I have been teaching a long time, and I know from experience that 50% of students will tell me that 3^2 = +9 on a test or a final, despite having discussed it a few times in a course.
When I first started teaching I taught calculus and precalc. Piece of cake. Then I started with an Algebra I class and couldn¹t connect at all for the first week or so. I was ready to believe I couldn¹t teach.

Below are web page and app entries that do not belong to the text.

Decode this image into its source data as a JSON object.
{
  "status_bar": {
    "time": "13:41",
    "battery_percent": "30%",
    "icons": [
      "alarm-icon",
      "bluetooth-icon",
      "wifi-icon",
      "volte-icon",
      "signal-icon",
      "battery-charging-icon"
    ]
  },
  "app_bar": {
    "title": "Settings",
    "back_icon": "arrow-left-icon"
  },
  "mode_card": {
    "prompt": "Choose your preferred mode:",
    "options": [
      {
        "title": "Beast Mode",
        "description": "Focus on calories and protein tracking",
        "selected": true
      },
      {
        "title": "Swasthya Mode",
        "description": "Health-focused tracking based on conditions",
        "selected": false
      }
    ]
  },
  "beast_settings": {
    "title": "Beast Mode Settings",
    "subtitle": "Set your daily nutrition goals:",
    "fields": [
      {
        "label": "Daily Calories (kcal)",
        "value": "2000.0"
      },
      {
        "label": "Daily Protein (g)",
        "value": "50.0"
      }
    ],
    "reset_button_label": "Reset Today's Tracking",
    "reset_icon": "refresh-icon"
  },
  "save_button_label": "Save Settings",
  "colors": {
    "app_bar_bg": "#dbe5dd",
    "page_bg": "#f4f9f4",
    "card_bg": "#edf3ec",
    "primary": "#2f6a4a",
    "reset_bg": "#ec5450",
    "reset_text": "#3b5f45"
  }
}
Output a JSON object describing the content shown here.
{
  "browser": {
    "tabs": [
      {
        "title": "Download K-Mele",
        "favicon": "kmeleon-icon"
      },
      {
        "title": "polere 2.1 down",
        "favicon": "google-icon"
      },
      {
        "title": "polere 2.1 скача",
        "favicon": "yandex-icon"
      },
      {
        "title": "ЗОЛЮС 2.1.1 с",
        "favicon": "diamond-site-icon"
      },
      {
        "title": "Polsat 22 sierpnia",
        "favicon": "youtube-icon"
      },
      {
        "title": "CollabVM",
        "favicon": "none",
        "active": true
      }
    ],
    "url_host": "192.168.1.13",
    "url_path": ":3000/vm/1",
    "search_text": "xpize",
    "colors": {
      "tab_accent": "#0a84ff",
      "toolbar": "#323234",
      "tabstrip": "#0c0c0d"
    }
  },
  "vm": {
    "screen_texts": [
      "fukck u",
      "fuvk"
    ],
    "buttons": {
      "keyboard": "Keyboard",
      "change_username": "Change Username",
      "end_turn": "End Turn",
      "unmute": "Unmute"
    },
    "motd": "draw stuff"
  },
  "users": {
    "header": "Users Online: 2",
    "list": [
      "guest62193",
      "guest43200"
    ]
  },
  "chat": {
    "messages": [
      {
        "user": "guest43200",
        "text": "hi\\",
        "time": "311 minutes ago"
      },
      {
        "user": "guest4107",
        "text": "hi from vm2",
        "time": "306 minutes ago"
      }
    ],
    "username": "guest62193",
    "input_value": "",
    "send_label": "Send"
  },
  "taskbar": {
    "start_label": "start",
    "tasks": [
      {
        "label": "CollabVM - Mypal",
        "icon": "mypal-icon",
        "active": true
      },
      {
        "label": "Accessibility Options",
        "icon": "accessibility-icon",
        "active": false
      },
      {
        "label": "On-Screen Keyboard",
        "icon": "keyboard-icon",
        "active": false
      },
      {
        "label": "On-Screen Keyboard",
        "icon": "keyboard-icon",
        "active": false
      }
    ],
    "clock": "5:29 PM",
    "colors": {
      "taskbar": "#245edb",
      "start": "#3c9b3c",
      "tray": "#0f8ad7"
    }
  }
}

I simply could not explain how I got the right answers when evaluating expressions... Then I discovered the order of operations (PEMDAS to some). A definition of the order of operations which I had so internalized that I didn¹t know there was a rule for it. Since that discovery I¹ve been a wonderful teacher. :-)
So... I must be missing something that so many of my students think 3^2 is +9. What is the rule I have never discovered?
Full disclosure: I think k^2, k a constant, should be banned from mathematics texts and tests. -x^2, x a variable, evaluated for say 3, absolutely (no pun intended) but not 3^2.